- Task to carry out -
Your response should be every line from the entries that includes the string "blocked".

[Data extracted from a collection]
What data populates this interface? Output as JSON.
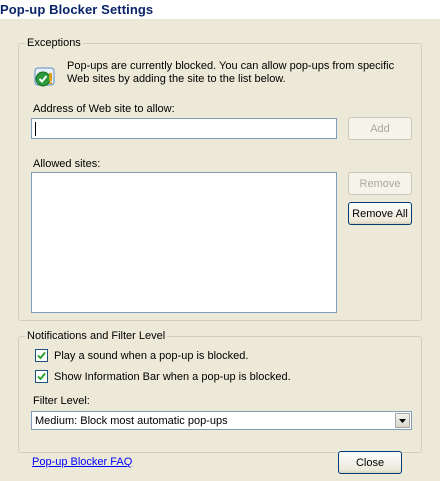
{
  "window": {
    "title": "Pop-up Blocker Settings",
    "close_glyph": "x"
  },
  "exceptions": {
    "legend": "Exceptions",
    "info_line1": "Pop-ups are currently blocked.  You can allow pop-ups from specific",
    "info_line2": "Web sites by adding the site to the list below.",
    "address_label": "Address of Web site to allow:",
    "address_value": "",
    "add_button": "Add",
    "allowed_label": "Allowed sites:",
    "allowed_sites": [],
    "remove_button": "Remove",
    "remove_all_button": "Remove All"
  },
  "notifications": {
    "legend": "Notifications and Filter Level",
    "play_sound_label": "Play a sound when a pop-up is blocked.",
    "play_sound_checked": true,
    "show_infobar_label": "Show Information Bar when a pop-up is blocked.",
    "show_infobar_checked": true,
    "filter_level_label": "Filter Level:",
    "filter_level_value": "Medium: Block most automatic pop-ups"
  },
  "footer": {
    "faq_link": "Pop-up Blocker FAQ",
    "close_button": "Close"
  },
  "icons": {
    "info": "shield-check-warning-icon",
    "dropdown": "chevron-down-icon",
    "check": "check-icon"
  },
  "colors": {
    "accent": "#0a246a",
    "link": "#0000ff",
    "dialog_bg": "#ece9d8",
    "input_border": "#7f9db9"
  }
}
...
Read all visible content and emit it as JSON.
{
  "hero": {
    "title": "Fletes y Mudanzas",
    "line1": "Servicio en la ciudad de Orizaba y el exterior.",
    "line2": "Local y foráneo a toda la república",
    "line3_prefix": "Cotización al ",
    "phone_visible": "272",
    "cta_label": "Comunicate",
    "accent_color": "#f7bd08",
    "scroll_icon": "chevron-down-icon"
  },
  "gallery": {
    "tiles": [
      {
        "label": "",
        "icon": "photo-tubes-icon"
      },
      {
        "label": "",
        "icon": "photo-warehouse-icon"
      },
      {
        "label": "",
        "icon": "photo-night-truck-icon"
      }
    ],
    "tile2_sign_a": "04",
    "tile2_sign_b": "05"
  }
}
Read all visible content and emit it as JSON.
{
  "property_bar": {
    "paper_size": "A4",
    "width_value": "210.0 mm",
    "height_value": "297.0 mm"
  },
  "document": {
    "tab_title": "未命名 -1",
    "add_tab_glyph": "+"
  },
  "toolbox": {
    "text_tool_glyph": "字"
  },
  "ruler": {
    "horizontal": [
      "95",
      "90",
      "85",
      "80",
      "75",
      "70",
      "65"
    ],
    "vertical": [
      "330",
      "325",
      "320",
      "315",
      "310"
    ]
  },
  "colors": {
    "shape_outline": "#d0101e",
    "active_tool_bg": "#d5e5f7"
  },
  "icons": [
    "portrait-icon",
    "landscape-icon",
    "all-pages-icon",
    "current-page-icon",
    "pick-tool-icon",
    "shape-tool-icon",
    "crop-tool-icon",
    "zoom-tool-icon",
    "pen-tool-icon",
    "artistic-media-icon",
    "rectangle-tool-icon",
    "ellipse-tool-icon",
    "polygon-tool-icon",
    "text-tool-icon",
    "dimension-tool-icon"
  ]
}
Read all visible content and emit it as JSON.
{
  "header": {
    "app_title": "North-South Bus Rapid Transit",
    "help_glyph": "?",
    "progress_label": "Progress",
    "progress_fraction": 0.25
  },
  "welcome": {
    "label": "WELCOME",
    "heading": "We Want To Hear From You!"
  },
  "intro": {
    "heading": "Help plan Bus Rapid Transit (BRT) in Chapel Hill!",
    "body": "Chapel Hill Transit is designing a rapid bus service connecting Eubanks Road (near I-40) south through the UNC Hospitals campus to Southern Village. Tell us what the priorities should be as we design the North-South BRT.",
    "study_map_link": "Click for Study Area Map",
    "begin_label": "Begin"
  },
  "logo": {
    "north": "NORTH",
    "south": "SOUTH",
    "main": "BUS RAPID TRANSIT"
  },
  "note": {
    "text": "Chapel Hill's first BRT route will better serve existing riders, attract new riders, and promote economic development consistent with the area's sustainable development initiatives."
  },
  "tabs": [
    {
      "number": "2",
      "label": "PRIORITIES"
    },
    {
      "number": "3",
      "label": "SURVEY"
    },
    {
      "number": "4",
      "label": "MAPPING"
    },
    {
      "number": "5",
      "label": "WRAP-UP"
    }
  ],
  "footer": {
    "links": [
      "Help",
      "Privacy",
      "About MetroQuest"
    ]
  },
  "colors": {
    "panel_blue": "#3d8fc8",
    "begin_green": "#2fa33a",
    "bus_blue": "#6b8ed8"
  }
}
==
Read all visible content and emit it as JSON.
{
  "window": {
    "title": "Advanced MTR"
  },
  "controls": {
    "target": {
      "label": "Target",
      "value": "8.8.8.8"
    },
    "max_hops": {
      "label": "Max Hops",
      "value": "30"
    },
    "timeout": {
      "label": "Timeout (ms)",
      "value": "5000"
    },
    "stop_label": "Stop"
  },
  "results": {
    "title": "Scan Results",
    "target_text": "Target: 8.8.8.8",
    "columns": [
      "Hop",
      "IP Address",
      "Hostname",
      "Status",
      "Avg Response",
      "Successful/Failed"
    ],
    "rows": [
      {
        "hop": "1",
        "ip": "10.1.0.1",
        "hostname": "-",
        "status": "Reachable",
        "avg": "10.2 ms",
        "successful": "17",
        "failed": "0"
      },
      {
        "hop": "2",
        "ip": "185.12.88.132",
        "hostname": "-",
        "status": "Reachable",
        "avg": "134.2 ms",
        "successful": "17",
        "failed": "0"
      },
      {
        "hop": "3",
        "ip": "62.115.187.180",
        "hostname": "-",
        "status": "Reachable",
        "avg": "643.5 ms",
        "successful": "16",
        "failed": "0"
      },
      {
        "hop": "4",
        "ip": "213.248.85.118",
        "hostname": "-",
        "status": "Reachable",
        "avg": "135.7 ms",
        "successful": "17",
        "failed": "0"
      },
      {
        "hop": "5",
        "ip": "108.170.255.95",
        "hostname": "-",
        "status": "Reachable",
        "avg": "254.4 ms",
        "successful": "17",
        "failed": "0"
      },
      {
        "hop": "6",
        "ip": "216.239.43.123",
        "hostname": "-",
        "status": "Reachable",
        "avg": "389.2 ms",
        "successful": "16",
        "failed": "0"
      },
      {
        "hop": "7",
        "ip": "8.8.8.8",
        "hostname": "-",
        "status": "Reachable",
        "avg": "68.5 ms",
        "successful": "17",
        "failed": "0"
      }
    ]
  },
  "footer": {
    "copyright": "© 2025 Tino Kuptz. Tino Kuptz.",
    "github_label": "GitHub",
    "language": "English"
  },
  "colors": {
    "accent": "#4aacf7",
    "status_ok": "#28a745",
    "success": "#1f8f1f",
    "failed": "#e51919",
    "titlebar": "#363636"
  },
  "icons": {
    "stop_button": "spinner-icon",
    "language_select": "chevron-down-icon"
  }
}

- Written solution -
    "info_line1": "Pop-ups are currently blocked.  You can allow pop-ups from specific",
    "play_sound_label": "Play a sound when a pop-up is blocked.",
    "show_infobar_label": "Show Information Bar when a pop-up is blocked.",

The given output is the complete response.